- **Your objective**
Go through the entries below and collect each line with the string "互換性のトラブルシューティング" in it.

───── Task material ─────

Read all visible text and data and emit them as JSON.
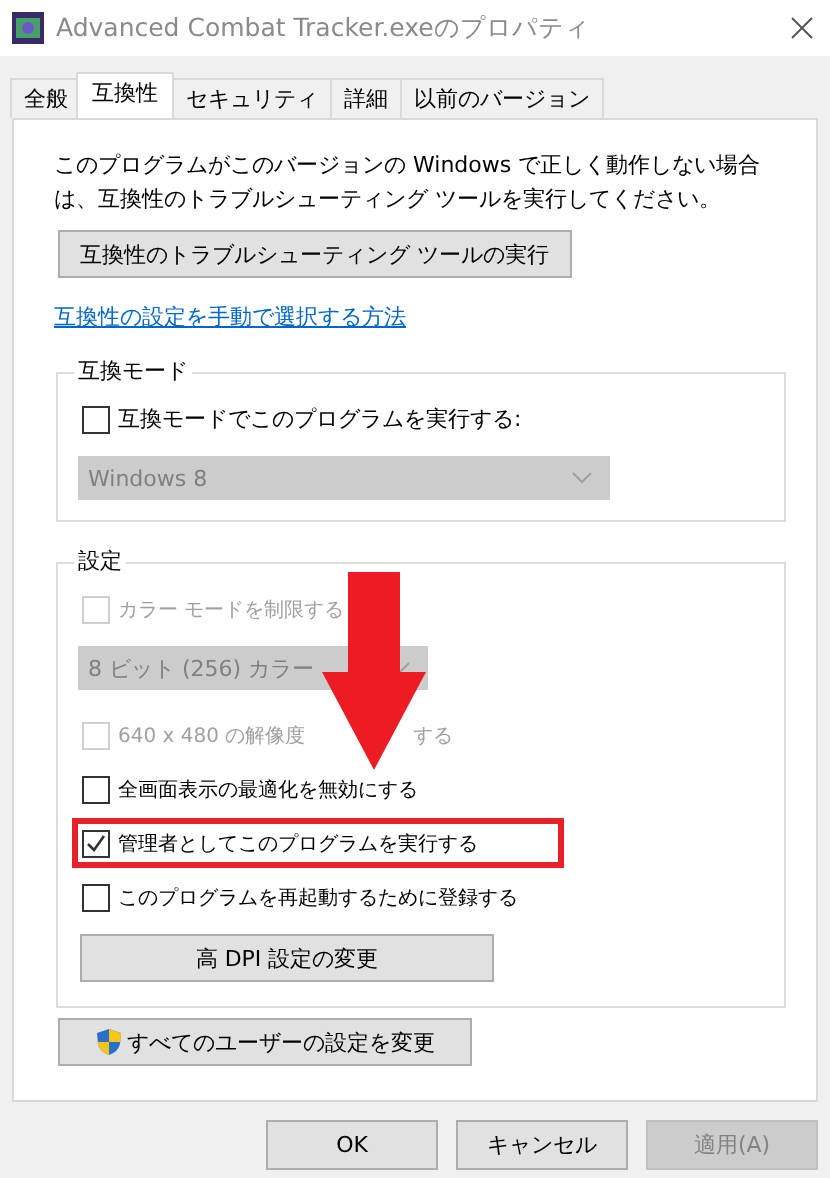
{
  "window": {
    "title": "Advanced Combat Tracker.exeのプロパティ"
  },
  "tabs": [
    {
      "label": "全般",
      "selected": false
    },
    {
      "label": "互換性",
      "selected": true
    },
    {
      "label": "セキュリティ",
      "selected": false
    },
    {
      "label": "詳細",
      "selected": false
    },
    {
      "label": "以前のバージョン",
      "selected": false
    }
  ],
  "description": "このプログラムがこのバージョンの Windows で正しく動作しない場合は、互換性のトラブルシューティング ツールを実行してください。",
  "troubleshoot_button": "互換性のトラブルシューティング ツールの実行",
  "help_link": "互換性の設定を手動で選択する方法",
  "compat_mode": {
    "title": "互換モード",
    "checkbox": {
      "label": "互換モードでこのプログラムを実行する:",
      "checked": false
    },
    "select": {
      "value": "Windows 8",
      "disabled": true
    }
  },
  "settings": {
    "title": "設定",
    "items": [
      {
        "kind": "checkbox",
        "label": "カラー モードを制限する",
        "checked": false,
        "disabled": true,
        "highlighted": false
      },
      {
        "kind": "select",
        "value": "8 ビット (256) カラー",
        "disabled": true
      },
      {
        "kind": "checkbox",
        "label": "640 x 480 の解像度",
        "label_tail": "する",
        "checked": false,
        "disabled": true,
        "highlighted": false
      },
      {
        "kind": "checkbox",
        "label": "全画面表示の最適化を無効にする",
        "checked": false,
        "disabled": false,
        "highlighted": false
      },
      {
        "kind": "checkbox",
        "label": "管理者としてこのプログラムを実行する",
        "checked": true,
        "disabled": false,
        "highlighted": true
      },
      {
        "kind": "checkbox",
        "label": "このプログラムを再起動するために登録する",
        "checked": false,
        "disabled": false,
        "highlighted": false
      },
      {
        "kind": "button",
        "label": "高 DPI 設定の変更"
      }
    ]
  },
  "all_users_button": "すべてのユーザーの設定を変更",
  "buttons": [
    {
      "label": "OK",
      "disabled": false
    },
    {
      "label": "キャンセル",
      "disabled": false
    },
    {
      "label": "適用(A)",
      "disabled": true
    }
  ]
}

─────
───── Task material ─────

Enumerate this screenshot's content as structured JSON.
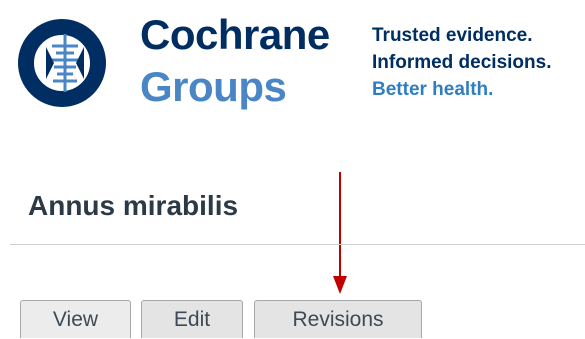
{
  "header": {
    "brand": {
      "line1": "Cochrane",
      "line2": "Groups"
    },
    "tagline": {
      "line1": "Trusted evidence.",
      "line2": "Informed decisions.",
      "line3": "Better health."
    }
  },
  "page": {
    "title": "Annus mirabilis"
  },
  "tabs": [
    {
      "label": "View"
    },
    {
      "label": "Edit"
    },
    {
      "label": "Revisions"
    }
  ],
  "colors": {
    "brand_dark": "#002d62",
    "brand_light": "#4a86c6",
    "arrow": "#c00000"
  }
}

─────
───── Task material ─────

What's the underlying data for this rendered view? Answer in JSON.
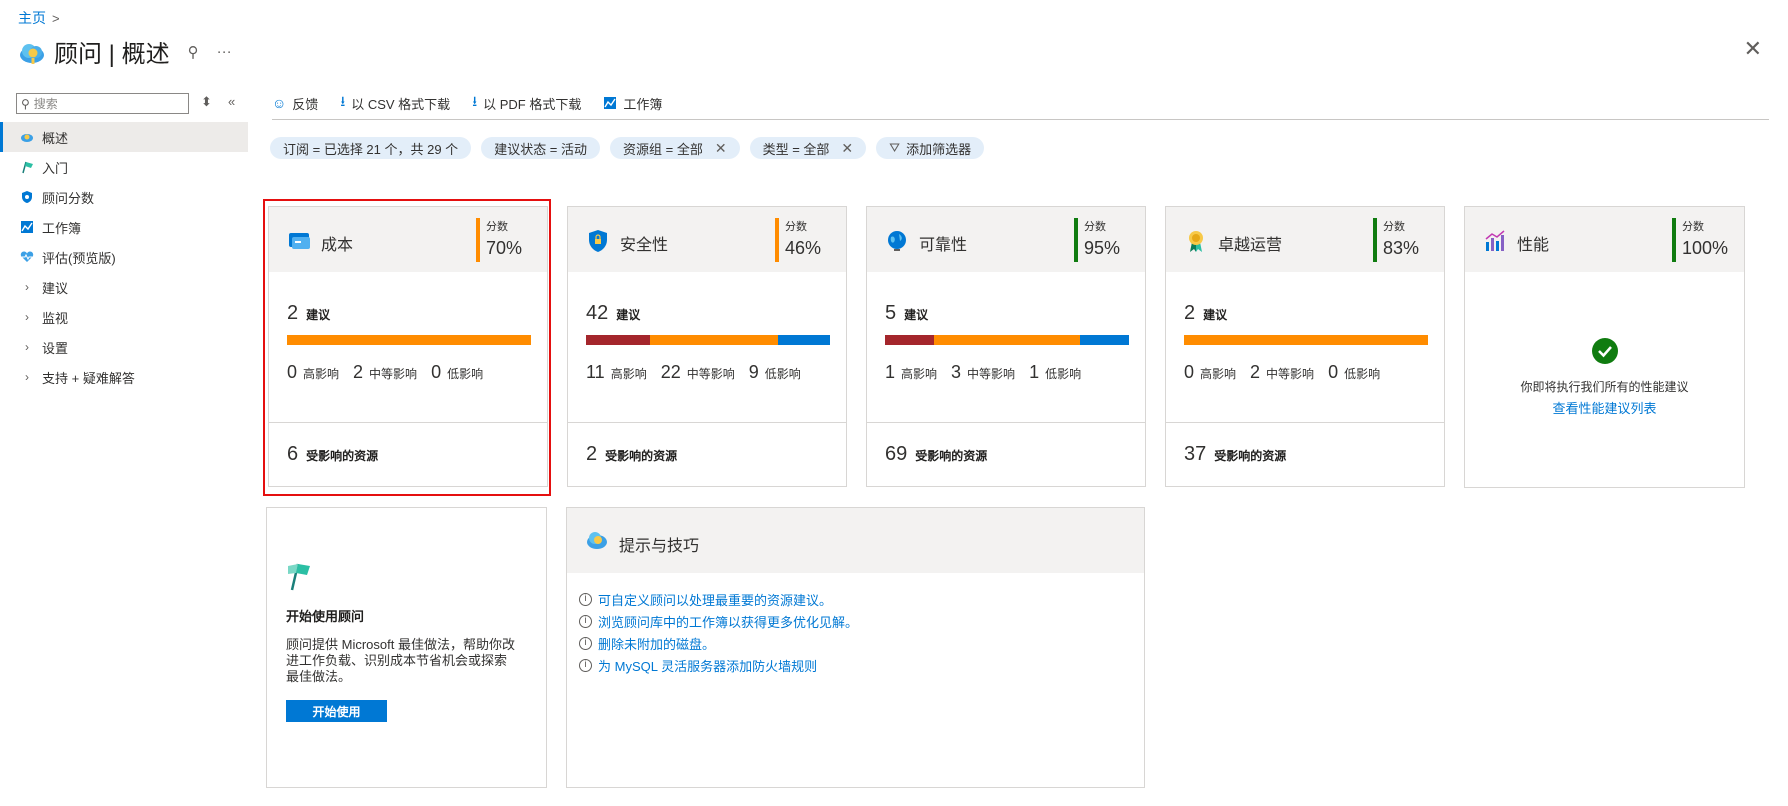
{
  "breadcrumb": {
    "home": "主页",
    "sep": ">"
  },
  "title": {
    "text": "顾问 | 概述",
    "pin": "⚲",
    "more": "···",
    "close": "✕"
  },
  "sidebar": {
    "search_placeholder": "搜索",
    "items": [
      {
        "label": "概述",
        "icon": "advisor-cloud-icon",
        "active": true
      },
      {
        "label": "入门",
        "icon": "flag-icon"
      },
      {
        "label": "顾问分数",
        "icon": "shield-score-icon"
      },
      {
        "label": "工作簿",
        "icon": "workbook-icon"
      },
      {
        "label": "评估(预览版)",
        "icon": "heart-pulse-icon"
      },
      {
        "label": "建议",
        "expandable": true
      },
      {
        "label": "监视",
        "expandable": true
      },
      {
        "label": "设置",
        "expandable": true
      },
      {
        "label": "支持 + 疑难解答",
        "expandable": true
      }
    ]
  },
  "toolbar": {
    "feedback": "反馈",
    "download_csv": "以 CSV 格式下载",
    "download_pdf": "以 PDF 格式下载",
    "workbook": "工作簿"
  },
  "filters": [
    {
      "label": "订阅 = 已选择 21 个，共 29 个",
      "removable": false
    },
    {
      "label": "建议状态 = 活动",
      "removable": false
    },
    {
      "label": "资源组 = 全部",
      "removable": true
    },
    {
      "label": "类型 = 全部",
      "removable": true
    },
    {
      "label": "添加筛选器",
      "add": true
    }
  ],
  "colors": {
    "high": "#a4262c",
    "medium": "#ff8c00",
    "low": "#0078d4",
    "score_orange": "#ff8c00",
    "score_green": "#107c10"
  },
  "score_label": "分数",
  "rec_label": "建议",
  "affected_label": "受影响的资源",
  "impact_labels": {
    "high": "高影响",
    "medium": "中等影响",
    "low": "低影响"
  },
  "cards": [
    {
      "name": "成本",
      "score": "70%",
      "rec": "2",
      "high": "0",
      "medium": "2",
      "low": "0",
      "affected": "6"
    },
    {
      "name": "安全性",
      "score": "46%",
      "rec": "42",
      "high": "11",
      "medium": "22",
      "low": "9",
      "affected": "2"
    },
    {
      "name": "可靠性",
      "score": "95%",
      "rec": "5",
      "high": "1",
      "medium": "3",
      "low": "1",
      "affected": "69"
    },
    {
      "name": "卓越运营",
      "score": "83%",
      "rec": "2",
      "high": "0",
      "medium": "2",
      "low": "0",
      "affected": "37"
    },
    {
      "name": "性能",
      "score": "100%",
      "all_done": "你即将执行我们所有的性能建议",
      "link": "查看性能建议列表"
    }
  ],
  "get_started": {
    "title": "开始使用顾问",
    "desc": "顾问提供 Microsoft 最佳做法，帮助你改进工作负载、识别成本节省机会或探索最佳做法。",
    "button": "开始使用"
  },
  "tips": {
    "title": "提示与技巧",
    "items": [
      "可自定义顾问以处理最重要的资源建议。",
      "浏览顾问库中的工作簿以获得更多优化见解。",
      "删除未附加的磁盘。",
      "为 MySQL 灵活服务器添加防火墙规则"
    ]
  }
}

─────

- **Answer to the problem**
  "description": "このプログラムがこのバージョンの Windows で正しく動作しない場合は、互換性のトラブルシューティング ツールを実行してください。",
  "troubleshoot_button": "互換性のトラブルシューティング ツールの実行",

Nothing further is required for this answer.